§ **What to work on**
Search term "text": copy each line of the data containing it.

§ **Recorded data**
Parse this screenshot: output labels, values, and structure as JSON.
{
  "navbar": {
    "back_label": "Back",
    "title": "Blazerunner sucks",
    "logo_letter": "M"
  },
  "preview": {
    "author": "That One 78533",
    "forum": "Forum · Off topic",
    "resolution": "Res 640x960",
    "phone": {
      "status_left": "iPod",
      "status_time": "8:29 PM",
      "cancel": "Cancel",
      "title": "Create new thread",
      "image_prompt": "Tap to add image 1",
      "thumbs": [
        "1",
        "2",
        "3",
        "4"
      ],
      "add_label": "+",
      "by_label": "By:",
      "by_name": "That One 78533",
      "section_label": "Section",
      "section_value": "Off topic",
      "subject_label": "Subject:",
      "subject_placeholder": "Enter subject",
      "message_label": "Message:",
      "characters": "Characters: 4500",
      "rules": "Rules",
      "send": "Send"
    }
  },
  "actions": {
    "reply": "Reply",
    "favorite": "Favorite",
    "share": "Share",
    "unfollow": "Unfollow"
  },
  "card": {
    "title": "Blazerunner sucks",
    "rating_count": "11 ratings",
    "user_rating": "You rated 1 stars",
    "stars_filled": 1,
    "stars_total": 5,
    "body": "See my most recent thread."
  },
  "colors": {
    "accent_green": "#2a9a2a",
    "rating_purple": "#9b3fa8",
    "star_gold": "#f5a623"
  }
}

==

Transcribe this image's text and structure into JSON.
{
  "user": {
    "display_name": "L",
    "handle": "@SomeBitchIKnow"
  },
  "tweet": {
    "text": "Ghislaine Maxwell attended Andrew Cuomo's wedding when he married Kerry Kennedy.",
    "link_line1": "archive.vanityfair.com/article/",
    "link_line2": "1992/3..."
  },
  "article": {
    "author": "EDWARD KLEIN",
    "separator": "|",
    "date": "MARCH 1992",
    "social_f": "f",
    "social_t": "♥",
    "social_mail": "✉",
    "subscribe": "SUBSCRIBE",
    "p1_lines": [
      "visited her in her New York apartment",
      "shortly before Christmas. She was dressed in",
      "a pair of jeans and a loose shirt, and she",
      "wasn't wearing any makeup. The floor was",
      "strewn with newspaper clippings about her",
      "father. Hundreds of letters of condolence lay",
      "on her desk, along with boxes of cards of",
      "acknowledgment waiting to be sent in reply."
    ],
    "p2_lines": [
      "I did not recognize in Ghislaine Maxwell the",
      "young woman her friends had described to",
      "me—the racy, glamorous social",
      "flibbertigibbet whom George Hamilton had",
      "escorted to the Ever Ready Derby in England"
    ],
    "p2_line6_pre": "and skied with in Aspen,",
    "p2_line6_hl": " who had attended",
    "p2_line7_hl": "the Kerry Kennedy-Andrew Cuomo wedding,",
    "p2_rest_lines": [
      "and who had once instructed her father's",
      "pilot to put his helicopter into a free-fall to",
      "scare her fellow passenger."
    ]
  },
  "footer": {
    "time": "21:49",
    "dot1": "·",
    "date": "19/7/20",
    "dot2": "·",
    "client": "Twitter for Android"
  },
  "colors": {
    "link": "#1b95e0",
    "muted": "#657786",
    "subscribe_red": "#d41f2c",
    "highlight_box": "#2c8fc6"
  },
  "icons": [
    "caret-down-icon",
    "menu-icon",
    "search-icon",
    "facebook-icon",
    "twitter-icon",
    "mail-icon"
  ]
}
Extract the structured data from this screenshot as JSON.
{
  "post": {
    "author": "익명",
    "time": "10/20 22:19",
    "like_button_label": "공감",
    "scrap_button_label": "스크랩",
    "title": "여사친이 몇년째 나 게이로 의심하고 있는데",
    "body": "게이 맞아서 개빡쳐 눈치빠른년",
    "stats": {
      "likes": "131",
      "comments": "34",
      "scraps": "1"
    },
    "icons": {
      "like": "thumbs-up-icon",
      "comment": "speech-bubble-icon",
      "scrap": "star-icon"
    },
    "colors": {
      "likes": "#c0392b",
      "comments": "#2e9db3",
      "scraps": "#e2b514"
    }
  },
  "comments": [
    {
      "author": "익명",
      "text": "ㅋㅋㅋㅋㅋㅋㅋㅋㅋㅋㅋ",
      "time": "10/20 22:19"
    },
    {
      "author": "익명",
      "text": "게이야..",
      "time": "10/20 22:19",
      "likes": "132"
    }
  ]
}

§ **Final answer**
Transcribe this image's text and structure into JSON.
    "text": "Ghislaine Maxwell attended Andrew Cuomo's wedding when he married Kerry Kennedy.",
      "text": "ㅋㅋㅋㅋㅋㅋㅋㅋㅋㅋㅋ",
      "text": "게이야..",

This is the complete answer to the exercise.